We thank H. Frauendorf (Immuneregulation, Helmholtz Centre for Infection Research, Braunschweig) for the preparation of the pVI-PmH5-PR8-NP plasmid standard.
This work was supported by the International Research Training Group 1273 and by the grant BR2221/1-1/GU769/5-1, both funded by the German Research Foundation (DFG). D.B. is supported by the President’s Initiative and Networking Fund of the Helmholtz Association of German Research Centers (HGF) under contract No. W2/W3-029.
Prof. Dr. Matthias Gunzer
Experimental Immunology and Imaging, Centre for Medical Biotechnology
DE–45117 Essen (Germany)
Copyright: All rights reserved. No part of this publication may be translated into other languages, reproduced or utilized in any form or by any means, electronic or mechanical, including photocopying, recording, microcopying, or by any information storage and retrieval system, without permission in writing from the publisher or, in the case of photocopying, direct payment of a specified fee to the Copyright Clearance Center.
Drug Dosage: The authors and the publisher have exerted every effort to ensure that drug selection and dosage set forth in this text are in accord with current recommendations and practice at the time of publication. However, in view of ongoing research, changes in government regulations, and the constant flow of information relating to drug therapy and drug reactions, the reader is urged to check the package insert for each drug for any changes in indications and dosage and for added warnings and precautions. This is particularly important when the recommended agent is a new and/or infrequently employed drug.
Disclaimer: The statements, opinions and data contained in this publication are solely those of the individual authors and contributors and not of the publishers and the editor(s). The appearance of advertisements or/and product references in the publication is not a warranty, endorsement, or approval of the products or services advertised or of their effectiveness, quality or safety.

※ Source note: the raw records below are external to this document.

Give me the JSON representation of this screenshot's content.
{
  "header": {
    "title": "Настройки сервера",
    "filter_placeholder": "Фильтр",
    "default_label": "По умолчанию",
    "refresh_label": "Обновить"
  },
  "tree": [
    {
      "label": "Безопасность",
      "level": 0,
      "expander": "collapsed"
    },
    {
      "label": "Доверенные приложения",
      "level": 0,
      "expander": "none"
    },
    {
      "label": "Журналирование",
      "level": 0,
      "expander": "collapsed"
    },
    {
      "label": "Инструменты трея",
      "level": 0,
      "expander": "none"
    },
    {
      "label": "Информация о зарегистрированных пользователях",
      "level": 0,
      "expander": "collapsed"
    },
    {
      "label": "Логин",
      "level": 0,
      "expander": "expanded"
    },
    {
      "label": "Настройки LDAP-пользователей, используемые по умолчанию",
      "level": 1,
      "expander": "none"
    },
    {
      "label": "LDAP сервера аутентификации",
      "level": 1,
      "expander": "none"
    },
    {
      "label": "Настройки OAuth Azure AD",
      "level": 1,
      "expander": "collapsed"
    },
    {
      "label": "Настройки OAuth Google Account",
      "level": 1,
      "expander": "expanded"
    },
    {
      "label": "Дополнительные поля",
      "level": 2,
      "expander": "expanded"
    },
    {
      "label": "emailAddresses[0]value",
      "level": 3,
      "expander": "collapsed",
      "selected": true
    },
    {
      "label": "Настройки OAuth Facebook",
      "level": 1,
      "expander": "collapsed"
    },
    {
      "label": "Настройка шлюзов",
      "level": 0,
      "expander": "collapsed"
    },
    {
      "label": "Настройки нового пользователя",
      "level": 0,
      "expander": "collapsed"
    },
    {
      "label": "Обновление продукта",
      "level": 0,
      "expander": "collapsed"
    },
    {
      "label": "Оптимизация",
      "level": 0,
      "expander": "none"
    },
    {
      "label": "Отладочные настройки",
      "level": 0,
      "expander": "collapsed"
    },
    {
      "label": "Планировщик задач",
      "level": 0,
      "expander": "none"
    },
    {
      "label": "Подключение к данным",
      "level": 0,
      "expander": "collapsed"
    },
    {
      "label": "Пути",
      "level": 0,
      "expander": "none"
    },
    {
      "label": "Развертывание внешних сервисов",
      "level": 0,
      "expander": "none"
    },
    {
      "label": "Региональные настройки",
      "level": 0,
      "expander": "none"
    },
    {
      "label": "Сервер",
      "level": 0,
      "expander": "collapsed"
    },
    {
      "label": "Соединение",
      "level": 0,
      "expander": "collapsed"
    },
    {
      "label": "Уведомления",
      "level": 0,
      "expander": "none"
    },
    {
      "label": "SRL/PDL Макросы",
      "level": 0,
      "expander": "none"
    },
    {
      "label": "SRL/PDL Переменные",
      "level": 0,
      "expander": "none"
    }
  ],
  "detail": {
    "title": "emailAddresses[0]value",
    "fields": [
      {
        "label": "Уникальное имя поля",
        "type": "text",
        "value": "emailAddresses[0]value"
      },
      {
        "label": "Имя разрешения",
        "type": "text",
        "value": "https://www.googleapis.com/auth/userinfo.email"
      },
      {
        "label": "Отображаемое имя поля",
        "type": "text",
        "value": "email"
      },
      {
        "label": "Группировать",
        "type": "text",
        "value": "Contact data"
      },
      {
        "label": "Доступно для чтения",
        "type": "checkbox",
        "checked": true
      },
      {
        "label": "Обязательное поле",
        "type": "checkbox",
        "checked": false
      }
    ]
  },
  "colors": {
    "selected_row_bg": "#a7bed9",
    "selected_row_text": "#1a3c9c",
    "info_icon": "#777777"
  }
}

The publisher and the editor(s) disclaim responsibility for any injury to persons or property resulting from any ideas, methods, instructions or products referred to in the content or advertisements.